Mr. Rivera claimed that he had been working for the opposition rather than the Venezuelan government when PDV USA filed its lawsuit in 2020, which at least one opposition leader found to be “absurd.”
Delcy Rodrguez, a senior PDVSA official at the time and Venezuela’s secretary of international affairs, allegedly gave executives from Citgo, PDV USA’s American oil-refining unit, the order to sign the consulting agreement with Mr. Rivera’s company. The vice president of Venezuela is currently Ms. Rodriguez.
The indictment demonstrated how Mr. Rivera and Ms. Nuhfer attempted to arrange meetings in order to affect U.S. policy toward Venezuela through emails and encrypted text messages.
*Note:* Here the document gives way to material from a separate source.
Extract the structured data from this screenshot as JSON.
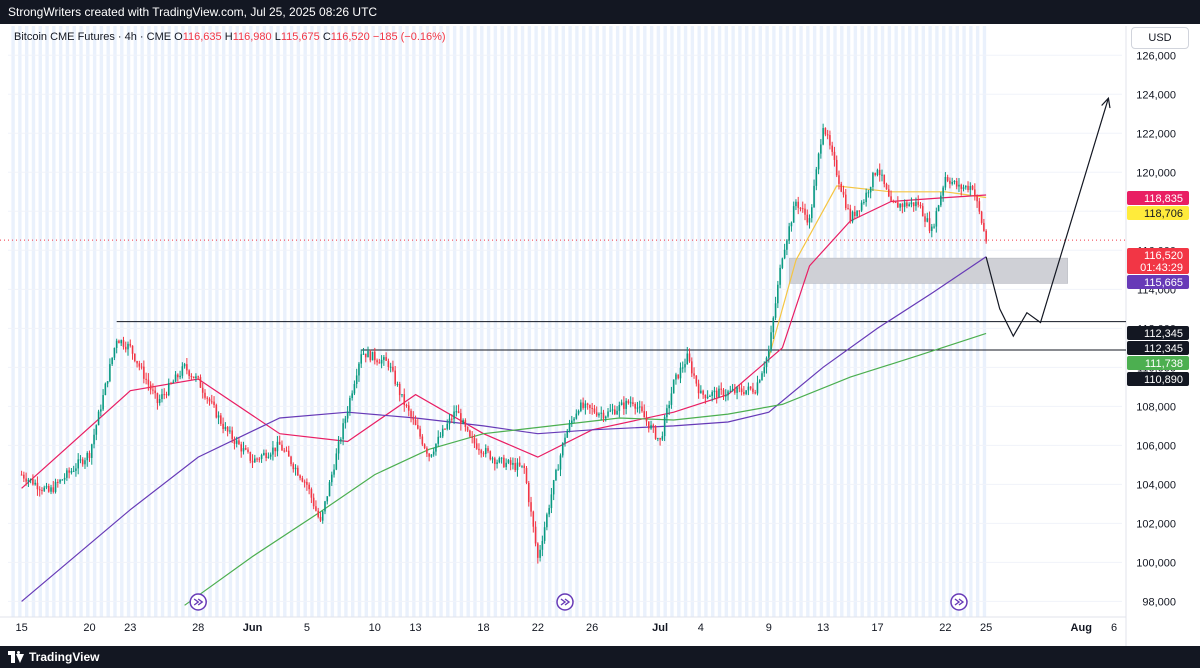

One was an unnamed Texas representative who visited Venezuela in April 2018 to speak with Mr. Maduro. At the time, Republican Representative Pete Sessions was the congressman, according to the Associated Press.
In addition, the indictment claims that Mr. Rivera and Ms. Nuhfer set up two meetings at a private residence in Washington with an unidentified Florida senator to discuss the possibility of Mr. Maduro agreeing to hold “free and fair” elections in Venezuela in exchange for “reconciliation.”
Senator Marco Rubio, a Republican from Florida, spearheaded the effort to penalize the Maduro government under the Trump administration. Mr. Rivera is a close friend and a former roommate of Senator Rubio. Attempts to reach Mr. Rubio’s spokesperson for comment on Monday were unsuccessful.
According to the indictment, Mr. Rivera and Ms. Nuhfer were unsuccessful in arranging a meeting on the same subject with an unnamed White House aide.
If Mr. Rivera and Ms. Nuhfer were found guilty, the $23.75 million involved in the alleged crimes, a bank account belonging to Ms. Nuhfer, and four Florida properties, including a townhouse in a gated community that, at least once, served as Mr. Rivera’s primary residence, would all be subject to forfeiture by the federal government.